Your task:
Each line of the listing that includes the string "Profile" is to be identified and copied.

┏━━

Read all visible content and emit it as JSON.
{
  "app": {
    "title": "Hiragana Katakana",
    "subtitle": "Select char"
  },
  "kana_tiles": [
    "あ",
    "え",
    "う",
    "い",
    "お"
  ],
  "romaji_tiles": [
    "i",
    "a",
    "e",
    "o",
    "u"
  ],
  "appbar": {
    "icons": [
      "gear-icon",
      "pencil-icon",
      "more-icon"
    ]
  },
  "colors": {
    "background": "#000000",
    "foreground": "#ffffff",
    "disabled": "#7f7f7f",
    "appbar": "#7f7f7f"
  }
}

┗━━
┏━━

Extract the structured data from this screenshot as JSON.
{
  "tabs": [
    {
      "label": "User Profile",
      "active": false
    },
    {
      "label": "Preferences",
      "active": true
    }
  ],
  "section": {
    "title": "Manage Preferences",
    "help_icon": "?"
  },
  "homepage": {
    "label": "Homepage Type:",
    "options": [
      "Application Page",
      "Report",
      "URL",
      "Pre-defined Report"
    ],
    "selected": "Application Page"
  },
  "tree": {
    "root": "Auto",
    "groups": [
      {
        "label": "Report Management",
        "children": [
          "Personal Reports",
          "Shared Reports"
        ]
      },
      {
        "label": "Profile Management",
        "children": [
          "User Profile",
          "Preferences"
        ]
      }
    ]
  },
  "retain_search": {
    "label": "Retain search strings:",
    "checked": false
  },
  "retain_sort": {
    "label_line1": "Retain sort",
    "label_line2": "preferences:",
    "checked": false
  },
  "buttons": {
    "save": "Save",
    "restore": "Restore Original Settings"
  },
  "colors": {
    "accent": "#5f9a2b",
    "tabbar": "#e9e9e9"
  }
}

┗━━

Task response:
      "label": "User Profile",
        "label": "Profile Management",
          "User Profile",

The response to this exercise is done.